**Try it:** Starting at the first line and ending at the last, reproduce the records below exactly.

**Supplied material:**
[Start of section]
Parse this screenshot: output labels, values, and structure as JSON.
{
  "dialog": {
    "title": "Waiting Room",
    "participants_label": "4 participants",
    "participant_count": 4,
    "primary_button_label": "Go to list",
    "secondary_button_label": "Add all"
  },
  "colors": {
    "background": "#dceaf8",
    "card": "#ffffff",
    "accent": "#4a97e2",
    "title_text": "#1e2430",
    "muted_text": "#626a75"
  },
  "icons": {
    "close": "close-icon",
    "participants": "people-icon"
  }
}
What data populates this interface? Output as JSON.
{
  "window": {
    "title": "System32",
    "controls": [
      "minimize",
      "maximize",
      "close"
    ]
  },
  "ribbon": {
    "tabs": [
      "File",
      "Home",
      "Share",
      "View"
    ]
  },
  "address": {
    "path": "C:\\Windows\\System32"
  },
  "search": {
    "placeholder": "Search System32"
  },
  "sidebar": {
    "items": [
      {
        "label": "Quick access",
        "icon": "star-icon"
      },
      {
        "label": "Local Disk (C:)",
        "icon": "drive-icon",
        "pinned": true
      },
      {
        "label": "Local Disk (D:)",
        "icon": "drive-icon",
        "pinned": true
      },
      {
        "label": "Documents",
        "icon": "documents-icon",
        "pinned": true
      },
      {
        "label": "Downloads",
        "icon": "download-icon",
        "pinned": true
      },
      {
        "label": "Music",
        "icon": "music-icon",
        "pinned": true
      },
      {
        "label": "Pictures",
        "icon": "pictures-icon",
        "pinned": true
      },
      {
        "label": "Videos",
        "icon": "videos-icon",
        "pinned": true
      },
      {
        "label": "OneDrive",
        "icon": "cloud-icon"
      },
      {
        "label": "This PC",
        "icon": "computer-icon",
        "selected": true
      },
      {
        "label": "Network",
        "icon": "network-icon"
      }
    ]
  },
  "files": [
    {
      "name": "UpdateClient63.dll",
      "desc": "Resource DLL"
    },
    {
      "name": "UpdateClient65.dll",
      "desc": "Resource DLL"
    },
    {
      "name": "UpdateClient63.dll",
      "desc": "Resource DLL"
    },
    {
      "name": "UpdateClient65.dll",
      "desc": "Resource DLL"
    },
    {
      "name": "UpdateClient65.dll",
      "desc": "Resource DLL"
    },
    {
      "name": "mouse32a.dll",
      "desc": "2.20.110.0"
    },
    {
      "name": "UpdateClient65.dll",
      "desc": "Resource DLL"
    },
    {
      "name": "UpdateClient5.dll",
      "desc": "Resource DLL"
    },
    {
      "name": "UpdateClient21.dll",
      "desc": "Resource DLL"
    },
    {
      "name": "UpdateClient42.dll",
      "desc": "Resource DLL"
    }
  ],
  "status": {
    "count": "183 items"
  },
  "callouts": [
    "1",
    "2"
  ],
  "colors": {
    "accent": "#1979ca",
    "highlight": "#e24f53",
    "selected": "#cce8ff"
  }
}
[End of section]
**Task answer:**
Parse this screenshot: output labels, values, and structure as JSON.
{
  "dialog": {
    "title": "Waiting Room",
    "participants_label": "4 participants",
    "participant_count": 4,
    "primary_button_label": "Go to list",
    "secondary_button_label": "Add all"
  },
  "colors": {
    "background": "#dceaf8",
    "card": "#ffffff",
    "accent": "#4a97e2",
    "title_text": "#1e2430",
    "muted_text": "#626a75"
  },
  "icons": {
    "close": "close-icon",
    "participants": "people-icon"
  }
}
What data populates this interface? Output as JSON.
{
  "window": {
    "title": "System32",
    "controls": [
      "minimize",
      "maximize",
      "close"
    ]
  },
  "ribbon": {
    "tabs": [
      "File",
      "Home",
      "Share",
      "View"
    ]
  },
  "address": {
    "path": "C:\\Windows\\System32"
  },
  "search": {
    "placeholder": "Search System32"
  },
  "sidebar": {
    "items": [
      {
        "label": "Quick access",
        "icon": "star-icon"
      },
      {
        "label": "Local Disk (C:)",
        "icon": "drive-icon",
        "pinned": true
      },
      {
        "label": "Local Disk (D:)",
        "icon": "drive-icon",
        "pinned": true
      },
      {
        "label": "Documents",
        "icon": "documents-icon",
        "pinned": true
      },
      {
        "label": "Downloads",
        "icon": "download-icon",
        "pinned": true
      },
      {
        "label": "Music",
        "icon": "music-icon",
        "pinned": true
      },
      {
        "label": "Pictures",
        "icon": "pictures-icon",
        "pinned": true
      },
      {
        "label": "Videos",
        "icon": "videos-icon",
        "pinned": true
      },
      {
        "label": "OneDrive",
        "icon": "cloud-icon"
      },
      {
        "label": "This PC",
        "icon": "computer-icon",
        "selected": true
      },
      {
        "label": "Network",
        "icon": "network-icon"
      }
    ]
  },
  "files": [
    {
      "name": "UpdateClient63.dll",
      "desc": "Resource DLL"
    },
    {
      "name": "UpdateClient65.dll",
      "desc": "Resource DLL"
    },
    {
      "name": "UpdateClient63.dll",
      "desc": "Resource DLL"
    },
    {
      "name": "UpdateClient65.dll",
      "desc": "Resource DLL"
    },
    {
      "name": "UpdateClient65.dll",
      "desc": "Resource DLL"
    },
    {
      "name": "mouse32a.dll",
      "desc": "2.20.110.0"
    },
    {
      "name": "UpdateClient65.dll",
      "desc": "Resource DLL"
    },
    {
      "name": "UpdateClient5.dll",
      "desc": "Resource DLL"
    },
    {
      "name": "UpdateClient21.dll",
      "desc": "Resource DLL"
    },
    {
      "name": "UpdateClient42.dll",
      "desc": "Resource DLL"
    }
  ],
  "status": {
    "count": "183 items"
  },
  "callouts": [
    "1",
    "2"
  ],
  "colors": {
    "accent": "#1979ca",
    "highlight": "#e24f53",
    "selected": "#cce8ff"
  }
}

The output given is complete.